I registered witth this forum just to convey how disgusted I was when reading ‘Username’s’ post. You call the brother a “deceitful hypocrorite”, yet your quote of his shows you have zero understanding of refomed theology. “Anyone who claims to be in the light but hates a brother is still in darkness”. Now I don’t know if you hold scripture as authoritative - considering you call Matt Slick a homophobic I’m guessing you don’t. And if you hold to universalism then you really don’t. Sorry. But a man dedicates his life to bringing people to salvation and Heaven and all you can do is slander him?

“You agree not to post any abusive, obscene, vulgar, slanderous, hateful, threatening, …” That’s the legal agreement I signed to register here btw.


#21

That’s fine. Johnny rescinded himself from the forum sometime later over his temper issues, canceling his account – that’s why it says “username” now. The ad/mods chose to leave his posts in place because otherwise it would make a bunch of threads he had posted in confusing about who was discussing what and why.
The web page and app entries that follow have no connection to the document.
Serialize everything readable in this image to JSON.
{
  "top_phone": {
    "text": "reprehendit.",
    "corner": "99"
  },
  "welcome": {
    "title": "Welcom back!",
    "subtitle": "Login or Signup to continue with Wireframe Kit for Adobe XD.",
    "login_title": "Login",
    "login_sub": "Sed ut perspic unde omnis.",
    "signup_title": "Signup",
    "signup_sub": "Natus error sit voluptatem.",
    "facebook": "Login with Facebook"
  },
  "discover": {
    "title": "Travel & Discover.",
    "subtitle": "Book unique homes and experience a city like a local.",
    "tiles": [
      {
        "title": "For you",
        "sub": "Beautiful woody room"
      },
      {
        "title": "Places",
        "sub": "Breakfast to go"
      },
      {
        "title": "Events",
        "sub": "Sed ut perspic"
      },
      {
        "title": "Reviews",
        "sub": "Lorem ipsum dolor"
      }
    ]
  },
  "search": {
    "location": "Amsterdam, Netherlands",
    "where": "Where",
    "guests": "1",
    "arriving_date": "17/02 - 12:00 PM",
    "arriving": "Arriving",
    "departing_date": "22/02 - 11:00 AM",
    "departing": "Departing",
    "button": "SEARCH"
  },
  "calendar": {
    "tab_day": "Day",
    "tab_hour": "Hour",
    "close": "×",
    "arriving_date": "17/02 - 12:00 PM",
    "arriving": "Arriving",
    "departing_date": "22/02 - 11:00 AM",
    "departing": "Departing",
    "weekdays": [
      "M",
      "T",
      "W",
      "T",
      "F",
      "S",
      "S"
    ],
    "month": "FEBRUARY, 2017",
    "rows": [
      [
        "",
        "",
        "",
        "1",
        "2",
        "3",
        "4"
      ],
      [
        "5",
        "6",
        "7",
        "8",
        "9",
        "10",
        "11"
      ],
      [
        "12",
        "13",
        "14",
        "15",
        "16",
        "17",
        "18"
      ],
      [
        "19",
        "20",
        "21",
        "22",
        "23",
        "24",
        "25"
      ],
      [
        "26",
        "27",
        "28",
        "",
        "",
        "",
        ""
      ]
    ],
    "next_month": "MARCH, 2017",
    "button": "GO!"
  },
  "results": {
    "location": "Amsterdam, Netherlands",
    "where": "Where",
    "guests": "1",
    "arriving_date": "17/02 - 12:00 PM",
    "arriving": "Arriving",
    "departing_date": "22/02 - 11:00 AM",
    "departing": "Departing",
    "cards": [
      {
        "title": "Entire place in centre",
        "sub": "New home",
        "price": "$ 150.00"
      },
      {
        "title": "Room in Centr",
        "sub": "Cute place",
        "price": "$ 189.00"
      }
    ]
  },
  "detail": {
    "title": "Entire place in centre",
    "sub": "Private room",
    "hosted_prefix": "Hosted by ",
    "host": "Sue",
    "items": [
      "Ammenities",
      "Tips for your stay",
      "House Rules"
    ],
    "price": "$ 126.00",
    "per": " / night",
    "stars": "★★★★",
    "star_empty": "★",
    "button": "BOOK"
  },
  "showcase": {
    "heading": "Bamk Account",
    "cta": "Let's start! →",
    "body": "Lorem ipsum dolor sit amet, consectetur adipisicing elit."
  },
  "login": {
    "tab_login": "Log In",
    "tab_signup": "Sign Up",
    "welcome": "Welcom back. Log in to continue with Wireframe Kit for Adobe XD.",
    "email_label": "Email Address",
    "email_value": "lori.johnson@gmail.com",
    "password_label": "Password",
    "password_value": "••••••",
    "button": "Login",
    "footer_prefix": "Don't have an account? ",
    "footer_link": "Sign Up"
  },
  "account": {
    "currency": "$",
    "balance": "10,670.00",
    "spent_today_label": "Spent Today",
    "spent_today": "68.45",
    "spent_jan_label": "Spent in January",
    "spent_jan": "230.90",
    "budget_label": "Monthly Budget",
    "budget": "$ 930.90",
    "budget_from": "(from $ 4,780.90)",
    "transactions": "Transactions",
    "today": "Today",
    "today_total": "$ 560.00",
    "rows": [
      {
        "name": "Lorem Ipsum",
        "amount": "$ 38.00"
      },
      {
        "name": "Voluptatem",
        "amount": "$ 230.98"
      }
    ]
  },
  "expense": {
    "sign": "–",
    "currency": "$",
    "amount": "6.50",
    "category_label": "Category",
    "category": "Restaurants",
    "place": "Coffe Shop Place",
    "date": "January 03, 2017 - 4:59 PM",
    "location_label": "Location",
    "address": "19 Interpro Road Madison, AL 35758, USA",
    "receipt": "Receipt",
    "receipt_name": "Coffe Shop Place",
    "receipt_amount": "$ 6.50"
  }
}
Not everyone here is hostile to Matt Slick (I’m not, for example, and I invited him here back when I was commenting, per member request, on a piece he wrote against universal salvation. He declined.) A lot of people blame Calvinism and Calvinists for feeling emotionally scarred, and some members post here from that pain. The ad/mods have tried to balance the freedom to speak on that with encouragement to tone things down and get past the emotional pain to work with Calvinists (from whom many of us have come after all, though not myself) as brothers in Christ.

The protection of Calvinists from angry diatribes was in fact one main reason why we (the admins, mods, and site owners) instituted the rule you quoted, although we’re flexibly patient about enforcing the rules.

My apologies, too, if there was a bit of delay in your post showing up. All posts from new members automatically go to the spamcatcher net until ad/mods can check over them to make sure they aren’t selling essays or shoes or drugs or (the new hotness in recent weeks since Thanksgiving) Russian hacking tools which are guaranteed to get past any Captcha security. (Insert irony here, since those tools can’t get past this type of security. :wink: ) After a few more posts (if you care to do so) the system will trigger over to letting your posts in automatically instead. Until then you could have a day or two (or three over any weekends) of delay. I habitually check the spamnet every workday morning, but more randomly on the weekends; other ad/mods are more random about it than that (since I’m pretty steady on my checking schedule).

I would say welcome to the forum, but I know you’re upset so that doesn’t seem altogether appropriate. (So was Johnny, in a long-term way.) Many of us here do regard Calvinists as brethren in Christ, however, myself and the other ad/mods and site owners included – even when many Calvinists don’t regard us as their brethren in Christ. (But some do.)


#22

Thank you very much for the warm welcome, Jason.

Apologies for replying to your post so late. I’m not great at keeping up with forums etc.

Very gracious of you to put into effect protection plans for the much maligned Calvanists! I did laugh a little when I read that.

Shame my introductory post was so heated, but also that the intended recipient probably won’t ever read it.

Wishing you all a joyful Christmas rejoicing in Christ our saviour.

Best

Rob


#23

Praise God for the blessed assurance of our salvation through the Incarnation and the cross!


#24

Amen!